FM – Yes, our daughter, Nadja Spiegelman, is the author of TOON Books Zig and Wikki in Something Ate My Homework and Zig and Wikki in the Cow. And she was the Associate Editor on my book of New Yorker covers and she created the whole online outreach for it, which was wildly successful. I’m especially tickled that we managed to work together for almost two years and still love each other. It’s hard to work with a spouse, or with a friend, and maybe even harder to work with one’s child. But the credit should go to Nadja: she was was so eager to learn, so good at it. Plus she instantly transformed any new knowledge into her own thing—it’s been hugely satisfying.
What advice would you give parents with creative kids? What do you think is the best way to encourage without stifling their personal style?
FM – I never consciously tried for it, but recently both our kids said that they felt privileged to have been encouraged to do their own thing, to take risks and not fear failing. They had terrific teachers in elementary school, and the foundations for caring, hardworking and responsible adults were laid then. I also think they were lucky to have two parents who are college dropouts. We’re willing to pay for college, but always insisted they should focus on doing things, or taking classes they were interested in, and never worry about grades.
Can you recommend any up-and-coming graphic novelists that we should look out for?
FM – At TOON, I publish some of the best up-and-coming comics artists I know. We just released a debut graphic novel from David Nytra, who is a genius at creating beautiful imaginary worlds. And Frank Viva, the author of A Trip to the Bottom of the World, and a designer I first published on the cover of the New Yorker, is doing some of the most exciting children’s book nowadays. I also edited Best American Comics this year, which offered the opportunity to spotlight both established and upcoming artists like Nora Krug, Dakota McFadzean, or Jesse Jacobs.

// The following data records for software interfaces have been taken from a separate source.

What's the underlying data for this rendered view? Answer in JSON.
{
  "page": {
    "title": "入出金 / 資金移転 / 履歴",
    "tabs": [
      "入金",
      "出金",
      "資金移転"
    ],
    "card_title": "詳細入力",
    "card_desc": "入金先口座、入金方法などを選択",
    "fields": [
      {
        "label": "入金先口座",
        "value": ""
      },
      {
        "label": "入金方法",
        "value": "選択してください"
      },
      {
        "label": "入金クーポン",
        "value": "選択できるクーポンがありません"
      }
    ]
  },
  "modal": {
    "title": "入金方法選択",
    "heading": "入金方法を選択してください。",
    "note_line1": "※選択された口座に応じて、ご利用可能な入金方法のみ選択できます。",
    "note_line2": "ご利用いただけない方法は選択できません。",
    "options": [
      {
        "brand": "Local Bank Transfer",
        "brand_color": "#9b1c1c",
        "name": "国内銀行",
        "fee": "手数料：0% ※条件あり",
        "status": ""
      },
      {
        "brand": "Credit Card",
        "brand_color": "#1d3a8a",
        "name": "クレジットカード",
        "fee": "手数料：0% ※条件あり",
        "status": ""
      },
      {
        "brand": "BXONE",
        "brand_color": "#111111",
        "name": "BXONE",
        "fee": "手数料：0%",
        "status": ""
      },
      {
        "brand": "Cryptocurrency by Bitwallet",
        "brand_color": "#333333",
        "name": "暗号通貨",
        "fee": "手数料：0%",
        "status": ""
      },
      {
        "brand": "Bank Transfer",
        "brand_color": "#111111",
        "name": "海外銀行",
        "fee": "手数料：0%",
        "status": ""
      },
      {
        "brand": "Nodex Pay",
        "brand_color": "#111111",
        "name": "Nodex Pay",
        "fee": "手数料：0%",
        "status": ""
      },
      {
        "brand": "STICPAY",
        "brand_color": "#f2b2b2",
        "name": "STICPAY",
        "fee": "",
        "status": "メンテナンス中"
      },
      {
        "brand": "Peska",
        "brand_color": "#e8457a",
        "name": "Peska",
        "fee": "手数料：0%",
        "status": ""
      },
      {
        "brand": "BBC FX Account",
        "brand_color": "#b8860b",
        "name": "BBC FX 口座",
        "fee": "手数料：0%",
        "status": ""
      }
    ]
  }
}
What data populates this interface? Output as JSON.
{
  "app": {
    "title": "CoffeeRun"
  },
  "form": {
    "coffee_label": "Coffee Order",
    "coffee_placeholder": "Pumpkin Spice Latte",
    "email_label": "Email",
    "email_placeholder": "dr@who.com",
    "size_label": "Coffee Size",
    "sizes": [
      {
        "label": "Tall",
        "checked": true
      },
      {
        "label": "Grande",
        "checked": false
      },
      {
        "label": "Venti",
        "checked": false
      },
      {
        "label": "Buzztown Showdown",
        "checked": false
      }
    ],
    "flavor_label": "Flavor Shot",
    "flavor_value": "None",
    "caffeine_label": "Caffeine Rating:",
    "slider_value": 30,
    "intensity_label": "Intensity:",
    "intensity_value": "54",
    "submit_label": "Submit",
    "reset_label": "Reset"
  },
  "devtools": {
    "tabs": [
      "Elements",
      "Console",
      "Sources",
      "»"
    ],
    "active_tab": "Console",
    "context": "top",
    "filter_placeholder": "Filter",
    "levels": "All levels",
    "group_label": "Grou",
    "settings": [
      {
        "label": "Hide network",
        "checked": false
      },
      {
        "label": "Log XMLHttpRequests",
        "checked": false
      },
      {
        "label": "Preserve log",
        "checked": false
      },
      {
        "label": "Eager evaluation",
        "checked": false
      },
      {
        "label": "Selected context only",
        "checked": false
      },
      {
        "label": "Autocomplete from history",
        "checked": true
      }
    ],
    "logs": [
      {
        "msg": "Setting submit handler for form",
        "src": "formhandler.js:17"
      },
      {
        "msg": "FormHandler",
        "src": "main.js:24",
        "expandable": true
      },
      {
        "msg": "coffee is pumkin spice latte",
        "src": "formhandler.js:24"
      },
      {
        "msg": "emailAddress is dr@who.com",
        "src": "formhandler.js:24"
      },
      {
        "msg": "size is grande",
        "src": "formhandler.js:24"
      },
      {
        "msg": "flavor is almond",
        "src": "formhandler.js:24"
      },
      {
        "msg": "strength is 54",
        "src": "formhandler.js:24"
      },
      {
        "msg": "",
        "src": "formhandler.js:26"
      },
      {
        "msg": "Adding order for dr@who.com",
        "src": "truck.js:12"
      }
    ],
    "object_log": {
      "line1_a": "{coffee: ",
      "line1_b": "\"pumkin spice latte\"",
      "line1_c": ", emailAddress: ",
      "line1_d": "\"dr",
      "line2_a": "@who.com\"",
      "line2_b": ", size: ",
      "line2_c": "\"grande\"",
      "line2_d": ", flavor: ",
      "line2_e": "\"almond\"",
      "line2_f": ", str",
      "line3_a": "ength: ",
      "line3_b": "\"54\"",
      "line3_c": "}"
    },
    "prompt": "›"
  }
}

As a long-time resident of New York, do you have any recommendations for visiting families looking to do something different?
FM – Walk around—cities are great for walking. Sit at a café terrace, and just look at the people passing by; try to guess their story, where they’re from. Go to Astoria, or some of the otherworldly neighborhoods in Queens and Brooklyn. You can go around the whole world with our subway. The promenades along the Hudson, the East River under the bridges, are wonderful places for family bike rides (there are bike rental places.) Take the ferry, then walk or bike in Staten Island. Of course, no visit to New York would be complete without a trip to the American Museum of Natural History. And for kids who love to read, take them to McNally Jackson Bookstore, Greenlight Bookstore, the Strand, or various B&N, and to all the city’s public libraries. Most are set up to let kids sit down and take reading breaks.
Cathy from Anorak magazine added this question. At Anorak, we love comics, and deplore the fact they are often considered the poor cousins of story-telling/publishing. In your opinion, what does the comics art form achieve that picture books or wordy books don’t?
FM – Comics truly are a natural fit for the needs of young readers. They learn reading from left to right and top to bottom. They learn sequencing and linear storytelling. Looking at speech balloons, they understand that written dialogue is a transcription of spoken language. The visual language requires a lot of sophisticated inference, metaphors, and associations, but it trains young readers to focus and extract the story juice out of a book. The instant kids get their hands on our books, they’re hooked; the real challenge has been convincing reluctant adults that the comic format helps their children!